What makes superheroes stand out are their abilities: like Thor’s lightning, or their iconic weapons like Mjolnir. Some stand out due to their scientific aptitude (Iron Man), while some augment their supernatural abilities with science. One such nerd is Peter Parker, aka your friendly neighborhood Spider-Man. The wall crawler is known for continuously evolving his tech, from his webs, to trackers, to even drones. Throughout the comics, one feature that remains iconic are his web shooters, after all, what use is a spider if it can’t shoot webs? So let’s deep dive and find out what goes behind making these webs.
I tried calling Spidey directly to write this piece, but he called it an Intellectual Property Rights issue, and also that he wanted to keep his research private, so I respect that. Do bear in mind that these are the writer’s speculative scientific theories, so do not go in your labs and conjure up the hocus-pocus mentioned below!
First things first, Spidey’s webs can stop a moving train. That is impressive durability, making it seem like these webs are designed using carbon nanotubes, as these are the only feasible materials that have such extreme ductility and strength. Also, they are not just parallel projectiles, they are intertwined, twisted helically and are adhesive on both sides. This helps it stick to any surface it comes in contact with as they are shot out. But one question on everyone’s mind is the way it is pressurized from a shooter, in which it is stored as a pellet. The only way this is possible is so that the nanotubes, being extremely fine in structure and durable (thinner than a hair) are able to rolled into an elliptical yarn like structure.This structure is under immense pressure and stored inside a shooter for use. Each of these yarns shoot up to 2 kilometers of webbing length.

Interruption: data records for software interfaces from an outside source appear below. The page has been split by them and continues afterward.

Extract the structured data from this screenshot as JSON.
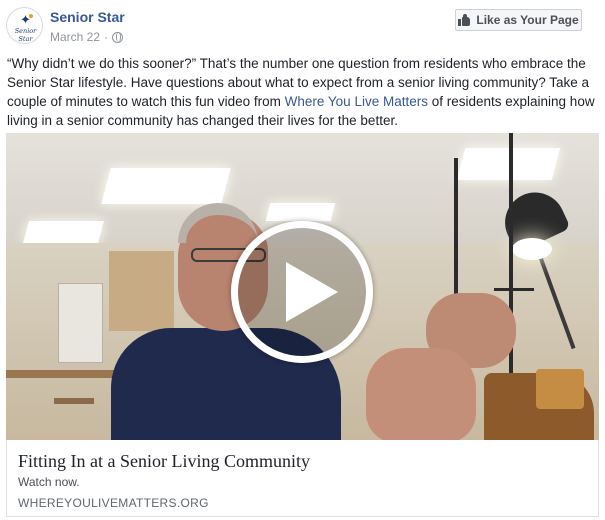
{
  "page": {
    "name": "Senior Star",
    "logo_text": "Senior Star",
    "date": "March 22",
    "separator": "·",
    "privacy_icon": "globe-icon"
  },
  "like_button": {
    "label": "Like as Your Page",
    "icon": "thumbs-up-icon"
  },
  "post": {
    "text_before_link": "“Why didn’t we do this sooner?” That’s the number one question from residents who embrace the Senior Star lifestyle. Have questions about what to expect from a senior living community? Take a couple of minutes to watch this fun video from ",
    "link_text": "Where You Live Matters",
    "text_after_link": " of residents explaining how living in a senior community has changed their lives for the better."
  },
  "video": {
    "play_icon": "play-icon"
  },
  "link_preview": {
    "title": "Fitting In at a Senior Living Community",
    "description": "Watch now.",
    "domain": "WHEREYOULIVEMATTERS.ORG"
  }
}
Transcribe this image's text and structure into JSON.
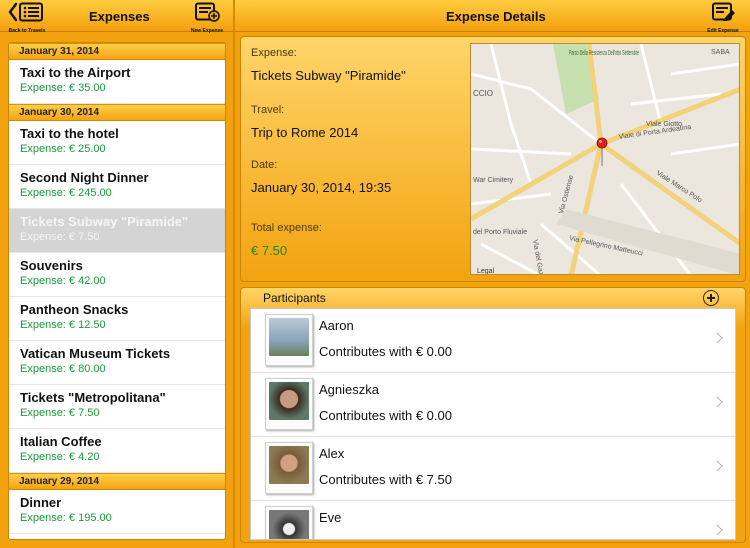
{
  "left_nav": {
    "title": "Expenses",
    "back_label": "Back to Travels",
    "new_label": "New Expense"
  },
  "right_nav": {
    "title": "Expense Details",
    "edit_label": "Edit Expense"
  },
  "sections": [
    {
      "date": "January 31, 2014",
      "items": [
        {
          "title": "Taxi to the Airport",
          "amount": "Expense: € 35.00"
        }
      ]
    },
    {
      "date": "January 30, 2014",
      "items": [
        {
          "title": "Taxi to the hotel",
          "amount": "Expense: € 25.00"
        },
        {
          "title": "Second Night Dinner",
          "amount": "Expense: € 245.00"
        },
        {
          "title": "Tickets Subway \"Piramide\"",
          "amount": "Expense: € 7.50",
          "selected": true
        },
        {
          "title": "Souvenirs",
          "amount": "Expense: € 42.00"
        },
        {
          "title": "Pantheon Snacks",
          "amount": "Expense: € 12.50"
        },
        {
          "title": "Vatican Museum Tickets",
          "amount": "Expense: € 80.00"
        },
        {
          "title": "Tickets \"Metropolitana\"",
          "amount": "Expense: € 7.50"
        },
        {
          "title": "Italian Coffee",
          "amount": "Expense: € 4.20"
        }
      ]
    },
    {
      "date": "January 29, 2014",
      "items": [
        {
          "title": "Dinner",
          "amount": "Expense: € 195.00"
        }
      ]
    }
  ],
  "details": {
    "expense_label": "Expense:",
    "expense_value": "Tickets Subway \"Piramide\"",
    "travel_label": "Travel:",
    "travel_value": "Trip to Rome 2014",
    "date_label": "Date:",
    "date_value": "January 30, 2014, 19:35",
    "total_label": "Total expense:",
    "total_value": "€ 7.50"
  },
  "map": {
    "labels": {
      "park": "Parco Della Resistenza Dell'otto Settembre",
      "saba": "SABA",
      "ccio": "CCIO",
      "giotto": "Viale Giotto",
      "porta": "Viale di Porta Ardeatina",
      "war": "War Cimitery",
      "ostiense": "Via Ostiense",
      "marco": "Viale Marco Polo",
      "fluviale": "del Porto Fluviale",
      "gazometro": "Via del Gazometro",
      "pellegrino": "Via Pellegrino Matteucci",
      "legal": "Legal"
    }
  },
  "participants": {
    "title": "Participants",
    "people": [
      {
        "name": "Aaron",
        "contrib": "Contributes with € 0.00",
        "color": "#8aa4b8"
      },
      {
        "name": "Agnieszka",
        "contrib": "Contributes with € 0.00",
        "color": "#5c7a6a"
      },
      {
        "name": "Alex",
        "contrib": "Contributes with € 7.50",
        "color": "#8a7c52"
      },
      {
        "name": "Eve",
        "contrib": "",
        "color": "#777777"
      }
    ]
  }
}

For ease of explanation, we shall divide Spidey’s webbing into 3 categories – web swing, projectile webbing and wrap webbing.
The first one is explained above, whereas the second and third are a bit complicated. Projectile webbing can be explained by the fact that the stored pellet is broken into different fragments and moulded into different balls of webbing. This gives it more momentum when fired and is useful for knocking weapons off people. The synthesis of these projectiles must be taken care of by the shooter mechanism, as there must be different buttons on Spidey’s shooters for each type of webbing.
The third type is where the shooter earns its money and it’s versatility really comes to the forefront. Wrap webbing follows a boomerang sort of trajectory where it curls around the enemy. This curve can be thought to be imparted the same way a footballer applies curve to a ball using the side of his foot to finesse it, giving it more accuracy than power. A third button can impart a side foot motion to the web, thereby curling it around the enemy and wrapping them to the point of immobility.
So there we have it. Although having superpowers seems awesome, it’s what you do with it that counts because, as they say, with great power, comes great responsibility. There’s always more to every superhero than meets the eye.
Written in loving memory of Stan the Man. Excelsior!